Set down every entry again exactly as it stands below.

..........

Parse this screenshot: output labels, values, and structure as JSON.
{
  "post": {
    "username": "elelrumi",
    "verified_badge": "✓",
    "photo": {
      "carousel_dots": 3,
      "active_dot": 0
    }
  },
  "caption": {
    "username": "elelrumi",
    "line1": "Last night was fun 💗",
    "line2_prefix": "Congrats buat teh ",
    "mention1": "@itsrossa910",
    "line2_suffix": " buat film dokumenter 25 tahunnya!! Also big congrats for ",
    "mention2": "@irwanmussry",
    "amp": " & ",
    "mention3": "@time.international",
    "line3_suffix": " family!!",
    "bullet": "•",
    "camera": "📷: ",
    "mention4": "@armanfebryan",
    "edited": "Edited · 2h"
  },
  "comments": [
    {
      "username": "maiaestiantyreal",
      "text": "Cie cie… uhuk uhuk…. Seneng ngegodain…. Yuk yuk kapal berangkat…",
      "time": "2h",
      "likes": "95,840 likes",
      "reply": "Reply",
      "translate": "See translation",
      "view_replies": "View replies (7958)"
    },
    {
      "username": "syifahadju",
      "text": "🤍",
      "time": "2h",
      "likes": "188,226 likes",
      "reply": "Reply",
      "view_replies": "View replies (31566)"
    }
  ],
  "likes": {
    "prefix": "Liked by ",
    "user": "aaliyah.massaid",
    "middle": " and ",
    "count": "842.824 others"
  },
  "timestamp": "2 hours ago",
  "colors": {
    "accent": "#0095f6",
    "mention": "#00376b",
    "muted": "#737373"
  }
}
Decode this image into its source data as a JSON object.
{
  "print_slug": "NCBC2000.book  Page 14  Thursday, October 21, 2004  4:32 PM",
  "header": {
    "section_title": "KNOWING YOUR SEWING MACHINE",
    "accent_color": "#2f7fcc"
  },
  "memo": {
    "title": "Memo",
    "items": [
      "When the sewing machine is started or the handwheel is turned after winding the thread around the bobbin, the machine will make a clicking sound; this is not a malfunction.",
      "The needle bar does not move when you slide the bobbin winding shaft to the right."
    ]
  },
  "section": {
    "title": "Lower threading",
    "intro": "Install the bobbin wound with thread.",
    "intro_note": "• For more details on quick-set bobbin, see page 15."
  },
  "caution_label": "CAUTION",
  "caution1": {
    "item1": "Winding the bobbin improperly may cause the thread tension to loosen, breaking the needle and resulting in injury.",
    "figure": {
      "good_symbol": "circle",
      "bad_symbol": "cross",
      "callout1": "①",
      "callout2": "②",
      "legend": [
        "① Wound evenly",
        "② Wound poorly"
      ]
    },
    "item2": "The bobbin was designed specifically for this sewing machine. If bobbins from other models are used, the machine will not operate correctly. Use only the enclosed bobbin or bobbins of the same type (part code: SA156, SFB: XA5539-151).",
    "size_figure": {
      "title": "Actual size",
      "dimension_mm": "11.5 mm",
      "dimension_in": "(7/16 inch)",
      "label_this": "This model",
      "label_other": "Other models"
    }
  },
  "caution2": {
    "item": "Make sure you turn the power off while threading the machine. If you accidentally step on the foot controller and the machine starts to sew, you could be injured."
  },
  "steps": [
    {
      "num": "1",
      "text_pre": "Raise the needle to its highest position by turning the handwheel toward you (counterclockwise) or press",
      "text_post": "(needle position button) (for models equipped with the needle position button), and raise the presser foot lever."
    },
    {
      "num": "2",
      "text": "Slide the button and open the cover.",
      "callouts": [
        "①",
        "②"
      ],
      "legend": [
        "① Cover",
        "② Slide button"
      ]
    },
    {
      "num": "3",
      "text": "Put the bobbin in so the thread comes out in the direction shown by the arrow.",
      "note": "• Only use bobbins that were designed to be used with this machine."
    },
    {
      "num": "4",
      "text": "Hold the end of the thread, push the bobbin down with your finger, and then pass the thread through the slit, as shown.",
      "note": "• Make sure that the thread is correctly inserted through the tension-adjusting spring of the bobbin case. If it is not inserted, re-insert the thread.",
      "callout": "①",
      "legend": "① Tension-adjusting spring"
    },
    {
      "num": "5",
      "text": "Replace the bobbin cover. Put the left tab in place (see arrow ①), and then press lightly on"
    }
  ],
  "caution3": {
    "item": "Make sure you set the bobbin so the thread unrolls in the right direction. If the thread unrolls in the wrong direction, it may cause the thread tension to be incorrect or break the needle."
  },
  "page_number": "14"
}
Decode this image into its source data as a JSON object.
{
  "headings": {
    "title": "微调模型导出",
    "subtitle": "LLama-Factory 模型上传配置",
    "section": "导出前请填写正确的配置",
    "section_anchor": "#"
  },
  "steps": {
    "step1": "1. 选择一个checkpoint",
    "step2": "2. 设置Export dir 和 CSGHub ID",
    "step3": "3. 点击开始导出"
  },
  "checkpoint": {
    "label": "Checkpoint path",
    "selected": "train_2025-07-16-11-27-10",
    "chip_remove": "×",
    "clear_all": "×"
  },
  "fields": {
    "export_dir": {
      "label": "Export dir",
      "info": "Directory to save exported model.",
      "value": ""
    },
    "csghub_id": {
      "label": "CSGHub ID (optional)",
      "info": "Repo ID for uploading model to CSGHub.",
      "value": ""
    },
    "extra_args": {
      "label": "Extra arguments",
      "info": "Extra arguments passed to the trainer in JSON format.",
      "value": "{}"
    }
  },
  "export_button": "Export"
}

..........

## [Task answer]
Parse this screenshot: output labels, values, and structure as JSON.
{
  "post": {
    "username": "elelrumi",
    "verified_badge": "✓",
    "photo": {
      "carousel_dots": 3,
      "active_dot": 0
    }
  },
  "caption": {
    "username": "elelrumi",
    "line1": "Last night was fun 💗",
    "line2_prefix": "Congrats buat teh ",
    "mention1": "@itsrossa910",
    "line2_suffix": " buat film dokumenter 25 tahunnya!! Also big congrats for ",
    "mention2": "@irwanmussry",
    "amp": " & ",
    "mention3": "@time.international",
    "line3_suffix": " family!!",
    "bullet": "•",
    "camera": "📷: ",
    "mention4": "@armanfebryan",
    "edited": "Edited · 2h"
  },
  "comments": [
    {
      "username": "maiaestiantyreal",
      "text": "Cie cie… uhuk uhuk…. Seneng ngegodain…. Yuk yuk kapal berangkat…",
      "time": "2h",
      "likes": "95,840 likes",
      "reply": "Reply",
      "translate": "See translation",
      "view_replies": "View replies (7958)"
    },
    {
      "username": "syifahadju",
      "text": "🤍",
      "time": "2h",
      "likes": "188,226 likes",
      "reply": "Reply",
      "view_replies": "View replies (31566)"
    }
  ],
  "likes": {
    "prefix": "Liked by ",
    "user": "aaliyah.massaid",
    "middle": " and ",
    "count": "842.824 others"
  },
  "timestamp": "2 hours ago",
  "colors": {
    "accent": "#0095f6",
    "mention": "#00376b",
    "muted": "#737373"
  }
}
Decode this image into its source data as a JSON object.
{
  "print_slug": "NCBC2000.book  Page 14  Thursday, October 21, 2004  4:32 PM",
  "header": {
    "section_title": "KNOWING YOUR SEWING MACHINE",
    "accent_color": "#2f7fcc"
  },
  "memo": {
    "title": "Memo",
    "items": [
      "When the sewing machine is started or the handwheel is turned after winding the thread around the bobbin, the machine will make a clicking sound; this is not a malfunction.",
      "The needle bar does not move when you slide the bobbin winding shaft to the right."
    ]
  },
  "section": {
    "title": "Lower threading",
    "intro": "Install the bobbin wound with thread.",
    "intro_note": "• For more details on quick-set bobbin, see page 15."
  },
  "caution_label": "CAUTION",
  "caution1": {
    "item1": "Winding the bobbin improperly may cause the thread tension to loosen, breaking the needle and resulting in injury.",
    "figure": {
      "good_symbol": "circle",
      "bad_symbol": "cross",
      "callout1": "①",
      "callout2": "②",
      "legend": [
        "① Wound evenly",
        "② Wound poorly"
      ]
    },
    "item2": "The bobbin was designed specifically for this sewing machine. If bobbins from other models are used, the machine will not operate correctly. Use only the enclosed bobbin or bobbins of the same type (part code: SA156, SFB: XA5539-151).",
    "size_figure": {
      "title": "Actual size",
      "dimension_mm": "11.5 mm",
      "dimension_in": "(7/16 inch)",
      "label_this": "This model",
      "label_other": "Other models"
    }
  },
  "caution2": {
    "item": "Make sure you turn the power off while threading the machine. If you accidentally step on the foot controller and the machine starts to sew, you could be injured."
  },
  "steps": [
    {
      "num": "1",
      "text_pre": "Raise the needle to its highest position by turning the handwheel toward you (counterclockwise) or press",
      "text_post": "(needle position button) (for models equipped with the needle position button), and raise the presser foot lever."
    },
    {
      "num": "2",
      "text": "Slide the button and open the cover.",
      "callouts": [
        "①",
        "②"
      ],
      "legend": [
        "① Cover",
        "② Slide button"
      ]
    },
    {
      "num": "3",
      "text": "Put the bobbin in so the thread comes out in the direction shown by the arrow.",
      "note": "• Only use bobbins that were designed to be used with this machine."
    },
    {
      "num": "4",
      "text": "Hold the end of the thread, push the bobbin down with your finger, and then pass the thread through the slit, as shown.",
      "note": "• Make sure that the thread is correctly inserted through the tension-adjusting spring of the bobbin case. If it is not inserted, re-insert the thread.",
      "callout": "①",
      "legend": "① Tension-adjusting spring"
    },
    {
      "num": "5",
      "text": "Replace the bobbin cover. Put the left tab in place (see arrow ①), and then press lightly on"
    }
  ],
  "caution3": {
    "item": "Make sure you set the bobbin so the thread unrolls in the right direction. If the thread unrolls in the wrong direction, it may cause the thread tension to be incorrect or break the needle."
  },
  "page_number": "14"
}
Decode this image into its source data as a JSON object.
{
  "headings": {
    "title": "微调模型导出",
    "subtitle": "LLama-Factory 模型上传配置",
    "section": "导出前请填写正确的配置",
    "section_anchor": "#"
  },
  "steps": {
    "step1": "1. 选择一个checkpoint",
    "step2": "2. 设置Export dir 和 CSGHub ID",
    "step3": "3. 点击开始导出"
  },
  "checkpoint": {
    "label": "Checkpoint path",
    "selected": "train_2025-07-16-11-27-10",
    "chip_remove": "×",
    "clear_all": "×"
  },
  "fields": {
    "export_dir": {
      "label": "Export dir",
      "info": "Directory to save exported model.",
      "value": ""
    },
    "csghub_id": {
      "label": "CSGHub ID (optional)",
      "info": "Repo ID for uploading model to CSGHub.",
      "value": ""
    },
    "extra_args": {
      "label": "Extra arguments",
      "info": "Extra arguments passed to the trainer in JSON format.",
      "value": "{}"
    }
  },
  "export_button": "Export"
}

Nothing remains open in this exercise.